Timmons Group, as part of the Hensel Phelps Design-Build Team, provided civil engineering, environmental, landscape architecture, land surveying and construction administration services for the $350 million MDIA Headquarters at Marine Corps Base Quantico. The Team also included Fentress Architects as the lead architect, Giuliani Associates as the Associate Architect, MC Dean as the design-build electrical and IT contractor and Limbach as the design-build mechanical contractor.
The MDIA Headquarters is a secure, state-of-the-art facility housing the headquarters operations for the following military investigative agencies: Naval Criminal Investigative Services, Air Force Office of Special Investigations, Army Criminal Investigation Command, Counterintelligence Field Activity and the Defense Security Service. The new MDIA Headquarters will consolidate command and operations for the five agencies as part of the Federal Base Relocation and Closure (BRAC) initiative. The project will also include substantial off-site road widening and bridge improvements, as well as improvements to the existing Ponderosa Gate on the Base.
The landscape design for MDIA Headquarters at Marine Corps Base Quantico combines habitat preservation and establishment with formal plazas and a variety of pedestrian experiences.
The project reforests and creates 2.5 acres of meadow. 80% of the planting consists of native species, reducing long term maintenance requirements and creating a bio-diverse landscape that will support wildlife and reflect the regional landscape. The main access loop is a boulevard with lush plantings that vary in height and texture from large and small trees to flowering shrubs and groundcovers.
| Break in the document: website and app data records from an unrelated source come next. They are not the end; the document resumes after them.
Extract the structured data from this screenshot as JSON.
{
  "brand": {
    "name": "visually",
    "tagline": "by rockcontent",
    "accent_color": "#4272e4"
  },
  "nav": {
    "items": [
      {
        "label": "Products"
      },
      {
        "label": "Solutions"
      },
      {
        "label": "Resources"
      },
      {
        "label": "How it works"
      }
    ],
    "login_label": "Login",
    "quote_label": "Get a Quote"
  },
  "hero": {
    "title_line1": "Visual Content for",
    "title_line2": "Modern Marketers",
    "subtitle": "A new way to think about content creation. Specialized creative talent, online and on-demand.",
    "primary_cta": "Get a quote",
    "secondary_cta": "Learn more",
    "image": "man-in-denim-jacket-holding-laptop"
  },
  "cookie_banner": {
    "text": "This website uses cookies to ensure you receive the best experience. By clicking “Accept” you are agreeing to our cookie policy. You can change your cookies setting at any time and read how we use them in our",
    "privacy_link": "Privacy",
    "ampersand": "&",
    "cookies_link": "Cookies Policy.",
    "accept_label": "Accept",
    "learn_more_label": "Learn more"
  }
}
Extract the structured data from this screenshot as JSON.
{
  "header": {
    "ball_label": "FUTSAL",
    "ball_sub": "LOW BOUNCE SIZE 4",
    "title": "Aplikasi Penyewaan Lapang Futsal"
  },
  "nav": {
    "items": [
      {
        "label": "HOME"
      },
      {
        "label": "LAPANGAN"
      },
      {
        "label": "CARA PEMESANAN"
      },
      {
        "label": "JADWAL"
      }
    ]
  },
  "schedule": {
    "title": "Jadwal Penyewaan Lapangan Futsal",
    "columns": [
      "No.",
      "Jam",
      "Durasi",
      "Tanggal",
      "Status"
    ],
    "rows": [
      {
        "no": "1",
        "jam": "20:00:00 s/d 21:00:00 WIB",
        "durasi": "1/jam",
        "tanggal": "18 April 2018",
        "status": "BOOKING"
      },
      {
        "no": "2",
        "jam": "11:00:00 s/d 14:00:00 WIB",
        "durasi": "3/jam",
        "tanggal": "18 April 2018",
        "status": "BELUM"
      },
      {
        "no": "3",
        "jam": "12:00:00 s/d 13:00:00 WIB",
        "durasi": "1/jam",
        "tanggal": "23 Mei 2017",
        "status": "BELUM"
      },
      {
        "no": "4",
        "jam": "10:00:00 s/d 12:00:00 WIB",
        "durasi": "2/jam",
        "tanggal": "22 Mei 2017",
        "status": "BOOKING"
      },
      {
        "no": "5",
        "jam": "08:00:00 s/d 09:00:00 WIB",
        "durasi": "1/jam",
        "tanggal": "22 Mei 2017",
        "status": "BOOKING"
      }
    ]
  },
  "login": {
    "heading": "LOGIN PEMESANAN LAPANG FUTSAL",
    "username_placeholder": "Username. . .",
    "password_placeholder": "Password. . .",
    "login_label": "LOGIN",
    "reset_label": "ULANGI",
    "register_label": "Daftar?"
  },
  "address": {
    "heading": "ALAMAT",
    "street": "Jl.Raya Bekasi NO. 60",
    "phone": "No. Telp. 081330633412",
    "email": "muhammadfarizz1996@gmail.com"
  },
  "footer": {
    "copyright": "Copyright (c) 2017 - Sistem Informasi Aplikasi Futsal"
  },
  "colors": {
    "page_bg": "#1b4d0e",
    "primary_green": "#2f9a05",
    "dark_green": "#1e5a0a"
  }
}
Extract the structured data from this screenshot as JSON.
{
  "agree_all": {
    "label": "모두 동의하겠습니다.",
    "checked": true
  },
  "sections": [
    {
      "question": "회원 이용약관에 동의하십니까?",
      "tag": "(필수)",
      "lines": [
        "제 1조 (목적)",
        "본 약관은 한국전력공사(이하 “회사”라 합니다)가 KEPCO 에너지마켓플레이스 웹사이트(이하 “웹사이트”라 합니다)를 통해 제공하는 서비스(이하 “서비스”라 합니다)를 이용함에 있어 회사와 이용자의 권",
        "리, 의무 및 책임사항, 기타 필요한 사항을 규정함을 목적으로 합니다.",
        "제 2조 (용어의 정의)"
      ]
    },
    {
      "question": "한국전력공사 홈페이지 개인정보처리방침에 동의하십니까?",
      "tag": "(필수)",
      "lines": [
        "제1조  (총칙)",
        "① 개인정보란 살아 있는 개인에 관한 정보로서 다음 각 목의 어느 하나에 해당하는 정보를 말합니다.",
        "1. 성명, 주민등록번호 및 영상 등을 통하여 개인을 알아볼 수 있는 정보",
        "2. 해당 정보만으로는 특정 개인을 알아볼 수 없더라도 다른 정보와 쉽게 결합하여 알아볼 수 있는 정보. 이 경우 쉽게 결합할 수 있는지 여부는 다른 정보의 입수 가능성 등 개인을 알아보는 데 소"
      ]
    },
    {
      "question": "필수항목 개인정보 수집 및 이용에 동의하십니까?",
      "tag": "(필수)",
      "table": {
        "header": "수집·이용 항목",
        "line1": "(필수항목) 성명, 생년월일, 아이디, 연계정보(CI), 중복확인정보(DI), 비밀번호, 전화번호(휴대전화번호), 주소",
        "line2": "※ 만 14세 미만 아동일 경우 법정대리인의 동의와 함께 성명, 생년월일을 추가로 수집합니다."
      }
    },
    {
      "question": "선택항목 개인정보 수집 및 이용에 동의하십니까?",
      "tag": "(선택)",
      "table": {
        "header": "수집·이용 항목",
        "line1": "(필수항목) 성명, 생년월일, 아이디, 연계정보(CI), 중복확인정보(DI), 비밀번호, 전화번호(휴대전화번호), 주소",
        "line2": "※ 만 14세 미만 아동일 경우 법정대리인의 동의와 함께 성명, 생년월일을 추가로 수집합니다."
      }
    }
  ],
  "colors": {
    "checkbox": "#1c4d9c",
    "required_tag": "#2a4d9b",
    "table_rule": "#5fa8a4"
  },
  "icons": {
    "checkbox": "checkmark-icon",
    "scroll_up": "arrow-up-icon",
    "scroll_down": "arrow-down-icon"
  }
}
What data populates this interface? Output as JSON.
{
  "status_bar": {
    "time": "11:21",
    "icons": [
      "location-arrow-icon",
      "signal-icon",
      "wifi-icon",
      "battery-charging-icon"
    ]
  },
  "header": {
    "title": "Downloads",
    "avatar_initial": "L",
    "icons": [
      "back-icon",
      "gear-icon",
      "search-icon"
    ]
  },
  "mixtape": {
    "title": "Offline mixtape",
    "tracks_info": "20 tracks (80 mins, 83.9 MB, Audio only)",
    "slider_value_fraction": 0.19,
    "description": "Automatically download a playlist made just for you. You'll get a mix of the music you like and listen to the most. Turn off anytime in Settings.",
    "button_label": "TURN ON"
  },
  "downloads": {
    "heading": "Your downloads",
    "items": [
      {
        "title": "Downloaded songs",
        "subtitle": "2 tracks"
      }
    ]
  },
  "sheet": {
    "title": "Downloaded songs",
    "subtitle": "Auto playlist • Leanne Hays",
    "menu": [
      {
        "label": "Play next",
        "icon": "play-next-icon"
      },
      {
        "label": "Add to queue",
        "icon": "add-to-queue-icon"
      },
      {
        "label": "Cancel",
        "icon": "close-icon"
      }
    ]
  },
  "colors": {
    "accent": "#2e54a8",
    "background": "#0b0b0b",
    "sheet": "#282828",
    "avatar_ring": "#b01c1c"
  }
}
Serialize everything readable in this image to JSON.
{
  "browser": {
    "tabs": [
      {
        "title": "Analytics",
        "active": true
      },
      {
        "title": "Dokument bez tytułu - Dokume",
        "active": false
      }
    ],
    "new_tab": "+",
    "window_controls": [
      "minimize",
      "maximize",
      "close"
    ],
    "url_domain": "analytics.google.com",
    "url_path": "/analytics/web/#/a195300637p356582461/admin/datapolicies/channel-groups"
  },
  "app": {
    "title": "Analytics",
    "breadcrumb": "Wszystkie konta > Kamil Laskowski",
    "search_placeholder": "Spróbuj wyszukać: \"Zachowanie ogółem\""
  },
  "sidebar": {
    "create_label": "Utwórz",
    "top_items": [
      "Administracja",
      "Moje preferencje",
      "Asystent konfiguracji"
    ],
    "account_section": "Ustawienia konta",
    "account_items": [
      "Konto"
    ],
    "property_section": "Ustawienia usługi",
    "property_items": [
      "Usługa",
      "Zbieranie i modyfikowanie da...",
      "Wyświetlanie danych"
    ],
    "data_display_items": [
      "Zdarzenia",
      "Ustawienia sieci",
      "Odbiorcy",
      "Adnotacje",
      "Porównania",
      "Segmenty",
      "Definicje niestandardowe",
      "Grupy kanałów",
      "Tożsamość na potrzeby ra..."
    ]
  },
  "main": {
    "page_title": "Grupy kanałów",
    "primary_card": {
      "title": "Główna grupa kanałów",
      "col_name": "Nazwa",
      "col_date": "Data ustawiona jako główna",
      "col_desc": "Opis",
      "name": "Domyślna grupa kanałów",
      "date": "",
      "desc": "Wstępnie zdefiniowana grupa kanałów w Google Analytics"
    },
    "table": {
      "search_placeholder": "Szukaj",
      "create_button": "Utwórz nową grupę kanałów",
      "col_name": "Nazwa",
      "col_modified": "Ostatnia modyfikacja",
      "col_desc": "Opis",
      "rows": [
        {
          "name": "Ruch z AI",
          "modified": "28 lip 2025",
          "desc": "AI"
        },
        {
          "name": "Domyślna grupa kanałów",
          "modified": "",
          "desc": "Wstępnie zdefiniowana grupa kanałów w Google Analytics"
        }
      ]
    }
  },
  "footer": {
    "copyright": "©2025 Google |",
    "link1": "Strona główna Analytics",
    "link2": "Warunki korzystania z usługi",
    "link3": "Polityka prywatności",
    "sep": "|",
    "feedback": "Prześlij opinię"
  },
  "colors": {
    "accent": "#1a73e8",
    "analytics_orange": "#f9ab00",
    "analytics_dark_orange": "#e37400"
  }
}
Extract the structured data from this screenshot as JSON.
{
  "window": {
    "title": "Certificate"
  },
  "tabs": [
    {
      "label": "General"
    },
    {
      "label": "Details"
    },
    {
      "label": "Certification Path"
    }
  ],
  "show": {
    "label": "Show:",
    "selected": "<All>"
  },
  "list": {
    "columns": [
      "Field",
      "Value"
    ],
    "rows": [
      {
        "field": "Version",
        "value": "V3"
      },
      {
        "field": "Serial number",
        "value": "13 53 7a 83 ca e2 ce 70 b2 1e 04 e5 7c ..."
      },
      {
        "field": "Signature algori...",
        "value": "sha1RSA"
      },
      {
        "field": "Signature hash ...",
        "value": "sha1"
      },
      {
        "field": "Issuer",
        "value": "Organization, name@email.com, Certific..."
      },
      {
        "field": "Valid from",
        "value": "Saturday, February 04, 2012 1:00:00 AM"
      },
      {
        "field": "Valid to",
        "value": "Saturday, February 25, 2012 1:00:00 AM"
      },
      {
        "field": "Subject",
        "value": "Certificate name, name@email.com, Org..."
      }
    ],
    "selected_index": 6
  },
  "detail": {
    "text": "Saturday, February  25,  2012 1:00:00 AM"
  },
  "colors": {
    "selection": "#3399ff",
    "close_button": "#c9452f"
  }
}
A front plaza extends to a flag court that serves as a ceremonial space. The plaza provides both a visual and an experiential amenity. Pedestrian spines lined with large shade trees cut through the parking area and separate walkways from vehicular circulation. The formal plazas at each entry incorporate lush plantings and shaded seating. Employees can look out their windows to view the dense planting of native trees, shrubs, and meadow, or they can take a break and walk the trails through the space.